What Does Colombian Coffee Taste Like?
Colombian Coffee is very diverse in flavours; we can call it a crowd-pleaser because everyone gets what they like and want. A good quality Colombian Coffee has flavours like chocolate, caramel, and nuts. It has more acidity than normal Brazilian coffees.
This acidity does not give soreness but a vibrant and refreshing taste a good quality coffee should have. Colombian Coffees also have a more toned profile flavour. Hence, the balance in sweetness, acidity, and body makes them perfect for espresso and blends.
What is the Difference Between Colombian Coffee And French Roast Coffee?
Because the dark, rich taste of Colombian coffee is often similar to that of French roast coffee, French roast is often confused with Colombian coffee. The confusion probably comes from the fact that there are Colombian French Roast Coffees available on the market, which has caused some people to wrongly assumed that the two are the same. Even some coffee sellers intentionally present the French roast as Colombian coffee for people who do not know the actual difference.
The main difference between Colombian and French Roast coffee is that Colombian coffee is not a roast. It is a type of bean specifically grown in a region (Colombia). A French roast, as the name suggests, is a coffee that has been roasted to the darkest point you can ever think of. It is not called a French roast because it comes from France. So, if you see a coffee that says ‘French roast’ be 90% on the fact that it does not come from France.

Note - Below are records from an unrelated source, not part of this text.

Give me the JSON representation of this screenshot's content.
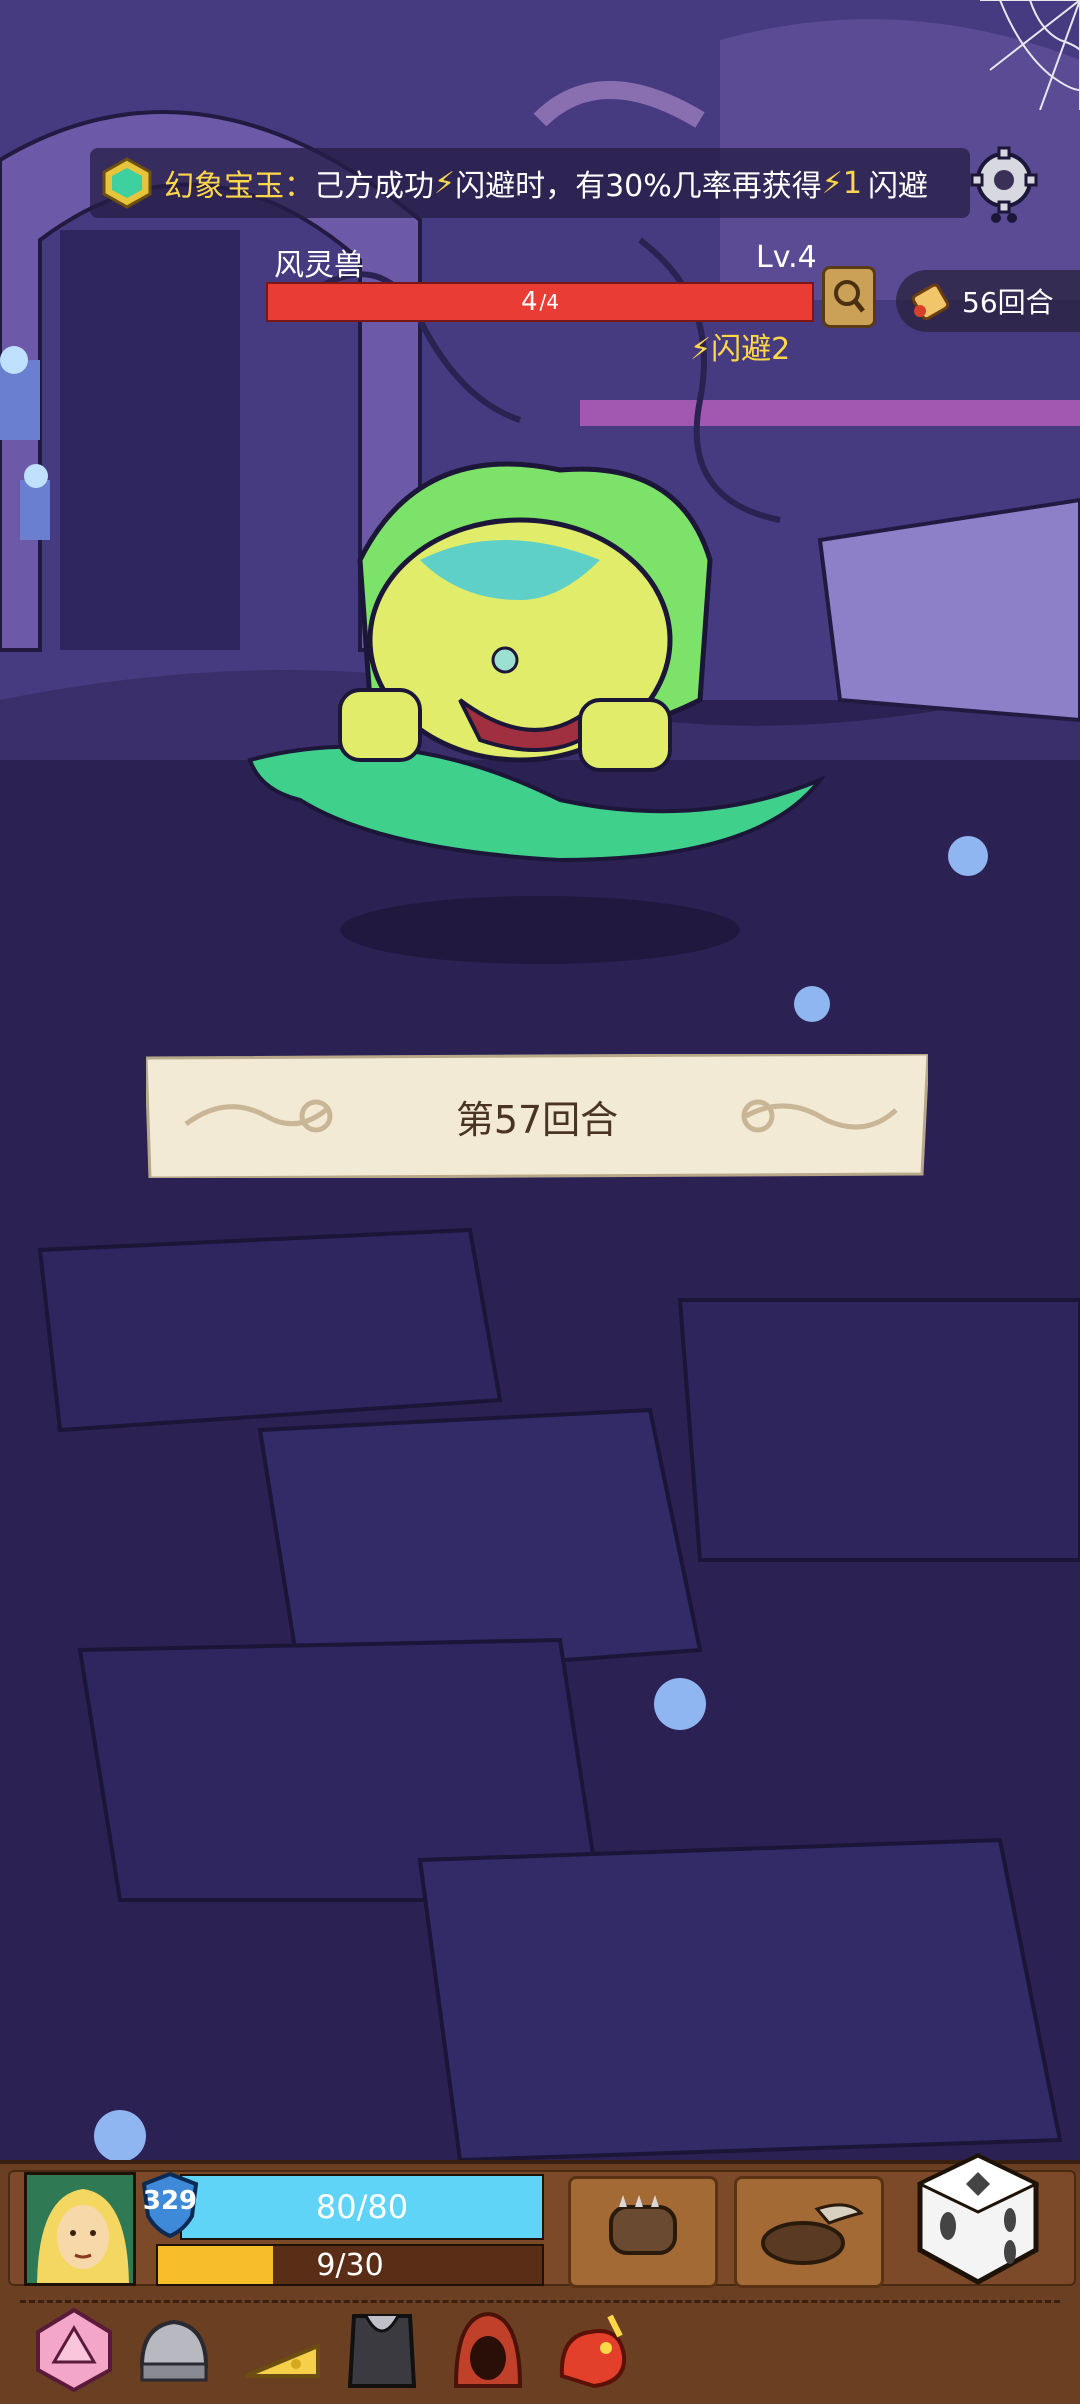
{
  "relic_banner": {
    "name": "幻象宝玉",
    "colon": "：",
    "desc_prefix": "己方成功",
    "bolt1": "⚡",
    "desc_mid": "闪避时，有30%几率再获得",
    "bolt2": "⚡",
    "bonus_amount": "1",
    "desc_suffix": "闪避"
  },
  "enemy": {
    "name": "风灵兽",
    "level": "Lv.4",
    "hp_current": "4",
    "hp_max": "/4",
    "hp_fraction": 1.0,
    "status_bolt": "⚡",
    "status_label": "闪避2"
  },
  "round_counter": {
    "label": "56回合"
  },
  "round_banner": {
    "text": "第57回合"
  },
  "player": {
    "armor_value": "329",
    "hp_text": "80/80",
    "hp_fraction": 1.0,
    "energy_text": "9/30",
    "energy_fraction": 0.3
  },
  "skills": [
    "spiked-fist-skill",
    "dig-skill"
  ],
  "inventory": [
    "d20-dice",
    "helmet-item",
    "cheese-item",
    "chest-armor-item",
    "hood-item",
    "fire-dragon-item"
  ],
  "colors": {
    "hp_red": "#e83c35",
    "hp_blue": "#5fd4f6",
    "energy_yellow": "#f7bd2b",
    "accent_yellow": "#ffd84a"
  }
}
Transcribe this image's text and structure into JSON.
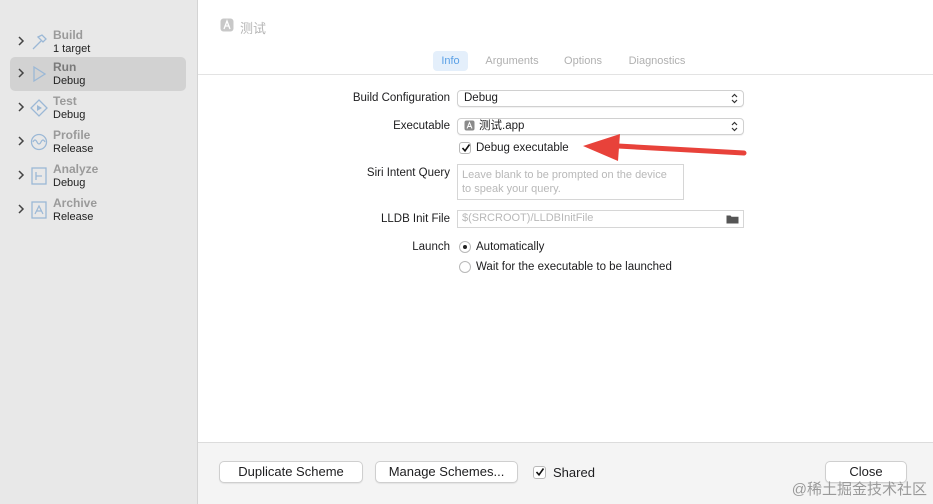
{
  "sidebar": {
    "items": [
      {
        "name": "Build",
        "sub": "1 target",
        "icon": "hammer-icon"
      },
      {
        "name": "Run",
        "sub": "Debug",
        "icon": "play-icon"
      },
      {
        "name": "Test",
        "sub": "Debug",
        "icon": "diamond-play-icon"
      },
      {
        "name": "Profile",
        "sub": "Release",
        "icon": "waveform-icon"
      },
      {
        "name": "Analyze",
        "sub": "Debug",
        "icon": "analyze-icon"
      },
      {
        "name": "Archive",
        "sub": "Release",
        "icon": "archive-icon"
      }
    ]
  },
  "header": {
    "title": "测试",
    "icon": "app-icon"
  },
  "tabs": [
    "Info",
    "Arguments",
    "Options",
    "Diagnostics"
  ],
  "info": {
    "build_config_label": "Build Configuration",
    "build_config_value": "Debug",
    "executable_label": "Executable",
    "executable_value": "测试.app",
    "debug_executable_label": "Debug executable",
    "debug_executable_checked": true,
    "siri_label": "Siri Intent Query",
    "siri_placeholder": "Leave blank to be prompted on the device to speak your query.",
    "lldb_label": "LLDB Init File",
    "lldb_placeholder": "$(SRCROOT)/LLDBInitFile",
    "launch_label": "Launch",
    "launch_options": [
      "Automatically",
      "Wait for the executable to be launched"
    ],
    "launch_selected": "Automatically"
  },
  "footer": {
    "duplicate": "Duplicate Scheme",
    "manage": "Manage Schemes...",
    "shared_label": "Shared",
    "shared_checked": true,
    "close": "Close"
  },
  "annotation": {
    "arrow_color": "#e8423a"
  },
  "watermark": "@稀土掘金技术社区"
}
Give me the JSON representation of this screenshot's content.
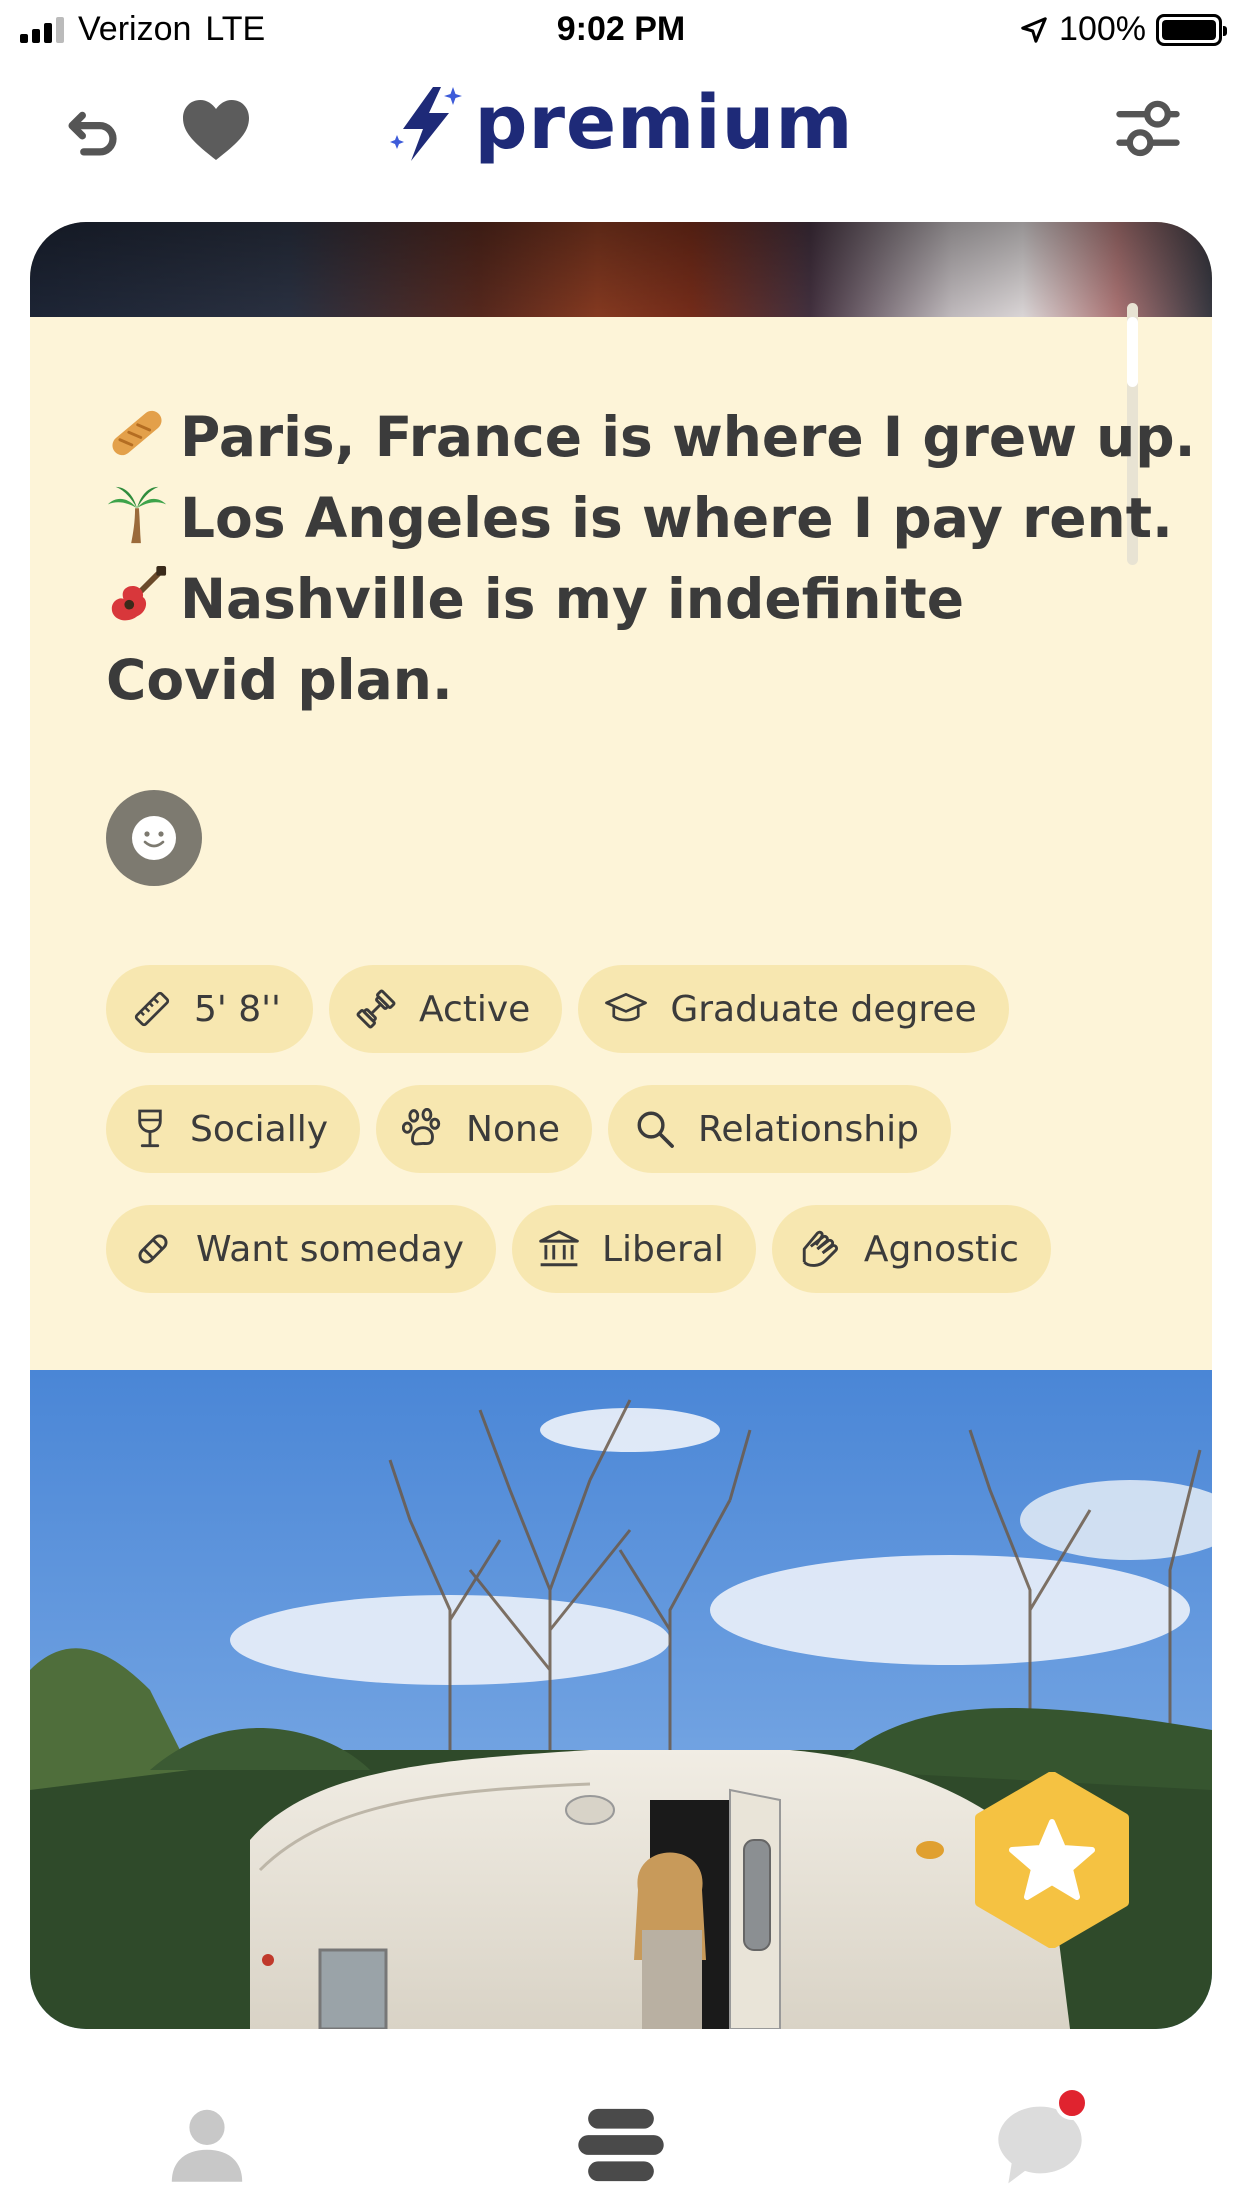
{
  "status_bar": {
    "carrier": "Verizon",
    "network": "LTE",
    "time": "9:02 PM",
    "battery": "100%"
  },
  "nav": {
    "brand": "premium",
    "icons": [
      "undo-icon",
      "heart-icon",
      "filters-icon"
    ]
  },
  "bio": {
    "lines": [
      {
        "emoji": "baguette",
        "text": "Paris, France is where I grew up."
      },
      {
        "emoji": "palm-tree",
        "text": "Los Angeles is where I pay rent."
      },
      {
        "emoji": "guitar",
        "text": "Nashville is my indefinite"
      },
      {
        "emoji": "",
        "text": "Covid plan."
      }
    ]
  },
  "tags": {
    "height": "5' 8''",
    "exercise": "Active",
    "education": "Graduate degree",
    "drinking": "Socially",
    "pets": "None",
    "looking_for": "Relationship",
    "kids": "Want someday",
    "politics": "Liberal",
    "religion": "Agnostic"
  },
  "tab_bar": {
    "icons": [
      "profile-icon",
      "discover-icon",
      "chat-icon"
    ],
    "chat_has_notification": true
  },
  "colors": {
    "brand": "#1e2a78",
    "card_bg": "#fdf4d8",
    "tag_bg": "#f7e7b0",
    "star_badge": "#f5c242",
    "notification": "#e0232f"
  }
}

What is the Difference Between Colombian Coffee And Classic Roast?
Colombian coffee has a more nutty flavour profile while French roast is known for its strong chocolatey taste. If
French roast is a great choice for brewing with a French press or an espresso machine. Colombian coffee is a good choice for those who want to make lighter roasts or drip coffee. It’s also good for cold brewing which gives it a smooth, sweeter flavour.
French roast typically has a higher carbon footprint than Colombian coffee because it takes longer to produce and requires more energy to roast. Meanwhile, the process of roasting Colombian coffee usually only lasts about 10 minutes which means less energy is used and fewer emissions are generated.
FAQs about Roast Coffee
What is French Roast Coffee?
French roast coffee refers to a particular type of dark roast coffee that has a high roast level, resulting in coffee beans that have a roasted flavour. Contrary to other light roast popular types of roasted coffee, French roast coffee does not have an acidic flavour. Its beans are on the darker end of the scale and are usually the colour of dark chocolate.
Many different kinds of beans can be roasted to the French roast level, and they do not need to originate from France. French roast coffee can be made from Central American, African, or Indonesian beans. Essentially, beans grown anywhere in the world can be used to make French roast.
What Does French Roast Coffee Taste Like?
Although there is a lot of variety between French roast coffees, there are some similarities in the taste as well. The temperature is high enough with a typical French roast that it brings the oils to the surface of the bean, giving a roasted, smoky flavour to the coffee itself.
French roasts can also feature lighter elements, like berry or citrus aromas, despite the dark roasting process.
What is House Blend Coffee?
House blend coffees refer to a blend of coffee that is a “go-to” in a coffee shop. These blends are consistent and high-value products you can count on. The brew of a house blend coffee is different from that of a breakfast blend or espresso roast. It falls in the middle of light and dark roast with an intermediate flavour.
Coffee is an art itself. It is left to you to explore that art and find what entices you and works for you. High-quality Colombian beans make strong coffee that doesn’t fall short of expectations. So, enjoy your daily dose of caffeine with a high-quality Colombian roast coffee which will be worth every drop.